Typically, a car’s driveshaft is what allows torque transfer between an engine and wheels that are a fair distance away. But in the lovable, supercharged, mid-engine, rear-wheel drive Toyota Previa minivan, there exists a front driveshaft that does things a bit differently.
While bouncing around on YouTube, I came across a video by Hoovies Garage, and in it, the host, Tyler, points out the most fascinating accessory drive mechanism I’ve ever seen:
It’s called the SADS, which stands for Separated Accessory Drive Shaft, Supplemental Accessory Drive System , or Supplemental Auxiliary Drive Shaft, depending upon whom you ask.
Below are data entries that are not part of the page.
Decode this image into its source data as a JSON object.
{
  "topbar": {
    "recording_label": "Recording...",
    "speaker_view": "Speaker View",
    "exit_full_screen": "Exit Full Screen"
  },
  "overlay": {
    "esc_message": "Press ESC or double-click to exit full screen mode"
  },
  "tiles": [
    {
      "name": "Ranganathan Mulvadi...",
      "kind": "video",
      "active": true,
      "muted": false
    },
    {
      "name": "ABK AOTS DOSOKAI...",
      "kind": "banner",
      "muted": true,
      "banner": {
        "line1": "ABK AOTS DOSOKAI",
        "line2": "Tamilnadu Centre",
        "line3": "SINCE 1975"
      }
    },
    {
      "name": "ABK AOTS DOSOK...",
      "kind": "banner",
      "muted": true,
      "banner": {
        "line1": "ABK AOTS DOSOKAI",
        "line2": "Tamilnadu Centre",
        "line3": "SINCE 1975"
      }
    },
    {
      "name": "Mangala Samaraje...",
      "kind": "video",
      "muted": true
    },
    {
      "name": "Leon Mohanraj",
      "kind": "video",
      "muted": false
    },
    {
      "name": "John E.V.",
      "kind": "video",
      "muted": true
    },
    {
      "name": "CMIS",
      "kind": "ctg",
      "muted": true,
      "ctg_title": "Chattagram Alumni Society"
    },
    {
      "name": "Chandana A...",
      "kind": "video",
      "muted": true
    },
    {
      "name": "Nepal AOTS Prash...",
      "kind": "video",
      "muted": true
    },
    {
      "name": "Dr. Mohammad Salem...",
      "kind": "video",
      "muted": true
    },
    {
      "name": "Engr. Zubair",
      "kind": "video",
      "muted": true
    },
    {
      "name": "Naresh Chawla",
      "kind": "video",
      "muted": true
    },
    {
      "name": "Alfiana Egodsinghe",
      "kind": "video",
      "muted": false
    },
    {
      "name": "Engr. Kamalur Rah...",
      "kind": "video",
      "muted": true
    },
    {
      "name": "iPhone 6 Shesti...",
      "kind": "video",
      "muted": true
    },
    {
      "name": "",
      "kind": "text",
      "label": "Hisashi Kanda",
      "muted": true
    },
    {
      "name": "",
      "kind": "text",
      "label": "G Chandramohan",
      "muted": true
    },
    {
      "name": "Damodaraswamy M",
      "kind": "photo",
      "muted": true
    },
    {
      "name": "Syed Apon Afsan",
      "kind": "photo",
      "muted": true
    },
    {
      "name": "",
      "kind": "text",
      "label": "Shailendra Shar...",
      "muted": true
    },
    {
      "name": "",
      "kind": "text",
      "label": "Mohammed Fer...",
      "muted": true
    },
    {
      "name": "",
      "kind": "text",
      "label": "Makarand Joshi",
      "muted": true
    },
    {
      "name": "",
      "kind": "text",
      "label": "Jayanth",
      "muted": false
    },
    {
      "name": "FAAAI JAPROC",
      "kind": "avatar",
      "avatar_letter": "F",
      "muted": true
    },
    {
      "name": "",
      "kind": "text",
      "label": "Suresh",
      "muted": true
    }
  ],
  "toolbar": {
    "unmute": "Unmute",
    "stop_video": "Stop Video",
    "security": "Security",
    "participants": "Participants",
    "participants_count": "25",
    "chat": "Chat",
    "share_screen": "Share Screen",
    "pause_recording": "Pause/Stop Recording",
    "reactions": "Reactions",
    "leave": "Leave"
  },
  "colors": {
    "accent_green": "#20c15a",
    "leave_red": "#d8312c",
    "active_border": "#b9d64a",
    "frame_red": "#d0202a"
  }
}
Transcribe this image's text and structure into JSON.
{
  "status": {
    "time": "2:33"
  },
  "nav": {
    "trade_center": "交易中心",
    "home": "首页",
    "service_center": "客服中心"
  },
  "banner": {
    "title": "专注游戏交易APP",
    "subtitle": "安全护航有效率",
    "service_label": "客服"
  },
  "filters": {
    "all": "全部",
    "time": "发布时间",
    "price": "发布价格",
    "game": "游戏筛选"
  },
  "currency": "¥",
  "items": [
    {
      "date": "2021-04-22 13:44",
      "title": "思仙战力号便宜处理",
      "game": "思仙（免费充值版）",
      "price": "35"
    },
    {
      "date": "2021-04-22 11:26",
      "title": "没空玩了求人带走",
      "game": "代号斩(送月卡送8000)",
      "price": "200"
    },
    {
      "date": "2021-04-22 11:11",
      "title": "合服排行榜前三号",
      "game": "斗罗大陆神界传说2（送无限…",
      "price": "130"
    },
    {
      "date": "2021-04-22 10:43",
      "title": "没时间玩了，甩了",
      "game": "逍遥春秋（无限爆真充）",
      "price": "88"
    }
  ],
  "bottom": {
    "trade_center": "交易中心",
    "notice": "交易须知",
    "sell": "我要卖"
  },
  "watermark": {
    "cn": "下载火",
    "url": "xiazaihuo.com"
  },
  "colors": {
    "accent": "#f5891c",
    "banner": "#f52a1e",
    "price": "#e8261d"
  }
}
In any case, this captivating spinning cylinder spans from the mid-mounted engine to the front of the van, powering various underhood accessories like the alternator, cooling fan, A/C compressor, power steering pump, and even the supercharger. Here’s how it’s set up:
Normally, engine accessories are powered by either chains driven by a sprocket on the motor’s crankshaft, or by belts driven by the engine’s crankshaft pulley. But that’s not the case with the Previa. It’s a van that never ceases to amaze me with its weirdness.